The federal government categorizes marijuana as the most dangerous type of drug there is, alongside heroin. But for the moment, despite a change in policy by Attorney General Jeff Sessions in January that gives regional US prosecutors more discretion to bring marijuana cases, a full-blown crackdown by federal agents on state-legal cannabis businesses and consumers seems unlikely.
Why? For one thing, federal prosecutors have limited resources. US Attorney for Massachusetts Andrew Lelling, despite issuing some tough-sounding statements in the wake of the Sessions announcement, has said he wants his modest staff to focus on deadly drugs such as opioids. Industry types and legal observers mostly agree Lelling is unlikely to interfere in the regulated marijuana market in Massachusetts — unless the state fails to prevent sales to minors or otherwise falls down in its oversight efforts.
Also, the move by Sessions is said to have blindsided his own prosecutors, some of whom suggested publicly that they will continue to follow the Obama-era hands-off approach.

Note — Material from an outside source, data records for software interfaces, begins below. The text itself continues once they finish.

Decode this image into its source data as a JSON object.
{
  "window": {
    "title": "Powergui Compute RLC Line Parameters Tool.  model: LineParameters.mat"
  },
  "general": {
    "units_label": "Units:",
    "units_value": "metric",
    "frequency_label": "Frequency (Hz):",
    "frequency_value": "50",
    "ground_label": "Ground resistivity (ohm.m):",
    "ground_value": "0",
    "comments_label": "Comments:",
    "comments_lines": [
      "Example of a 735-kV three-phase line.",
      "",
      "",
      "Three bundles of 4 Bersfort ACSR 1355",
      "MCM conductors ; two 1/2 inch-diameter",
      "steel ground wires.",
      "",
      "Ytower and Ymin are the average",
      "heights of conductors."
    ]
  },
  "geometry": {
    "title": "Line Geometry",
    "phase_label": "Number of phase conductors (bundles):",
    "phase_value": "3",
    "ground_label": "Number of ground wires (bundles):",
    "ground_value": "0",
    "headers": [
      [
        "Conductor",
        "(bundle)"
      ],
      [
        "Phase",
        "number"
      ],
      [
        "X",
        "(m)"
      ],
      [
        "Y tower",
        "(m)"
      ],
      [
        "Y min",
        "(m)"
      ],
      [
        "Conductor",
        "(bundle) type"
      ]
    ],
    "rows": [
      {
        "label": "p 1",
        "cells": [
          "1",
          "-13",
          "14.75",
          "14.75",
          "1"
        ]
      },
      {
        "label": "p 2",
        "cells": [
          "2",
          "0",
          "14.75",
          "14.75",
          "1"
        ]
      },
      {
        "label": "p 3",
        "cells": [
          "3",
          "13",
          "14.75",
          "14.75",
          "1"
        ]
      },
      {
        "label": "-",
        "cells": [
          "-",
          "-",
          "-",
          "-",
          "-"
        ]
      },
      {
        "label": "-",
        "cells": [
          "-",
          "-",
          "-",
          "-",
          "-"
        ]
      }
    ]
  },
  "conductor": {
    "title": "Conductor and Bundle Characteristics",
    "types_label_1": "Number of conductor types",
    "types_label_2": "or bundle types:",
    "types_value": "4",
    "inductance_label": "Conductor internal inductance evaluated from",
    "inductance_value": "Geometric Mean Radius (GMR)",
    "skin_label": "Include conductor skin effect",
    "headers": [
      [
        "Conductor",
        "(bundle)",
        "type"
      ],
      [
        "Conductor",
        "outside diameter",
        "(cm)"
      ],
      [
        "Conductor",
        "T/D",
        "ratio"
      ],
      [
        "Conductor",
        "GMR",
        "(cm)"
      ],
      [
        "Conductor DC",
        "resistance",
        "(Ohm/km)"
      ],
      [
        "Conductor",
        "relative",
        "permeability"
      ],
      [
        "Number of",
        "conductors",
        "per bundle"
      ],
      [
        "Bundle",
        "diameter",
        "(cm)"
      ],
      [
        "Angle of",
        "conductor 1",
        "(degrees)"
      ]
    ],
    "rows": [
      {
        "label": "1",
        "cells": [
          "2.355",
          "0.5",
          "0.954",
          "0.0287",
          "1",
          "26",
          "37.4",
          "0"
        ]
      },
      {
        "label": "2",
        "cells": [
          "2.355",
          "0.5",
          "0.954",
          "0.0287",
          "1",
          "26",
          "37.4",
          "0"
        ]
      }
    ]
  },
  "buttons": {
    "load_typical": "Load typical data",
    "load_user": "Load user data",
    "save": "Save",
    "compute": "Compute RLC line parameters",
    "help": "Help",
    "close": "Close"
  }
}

Meanwhile, Sessions has feuded publicly in recent weeks with his boss, President Trump, leaving it unclear whether the AG would really have the backing of the executive branch in launching a crackdown.
Another thing to consider here is public opinion, which has turned decisively in favor of legalization. Even Massachusetts Governor Charlie Baker, who supported the unsuccessful anti-legalization campaign in 2016, has praised the medical benefits of cannabis and said the feds should let his state implement the will of voters who approved a commercial marijuana industry. Lelling, an appointed official, may have felt compelled to say publicly that he can’t unilaterally repeal prohibition and rule out prosecuting state-legal marijuana operators, but he must know that actually doing so would invite a strong backlash from voters and politicians of all stripes.
I have more questions.
Seriously? I thought that was pretty exhaustive. But alright, we’re here to serve. Send any other questions you have and I’ll do my best to answer them next week: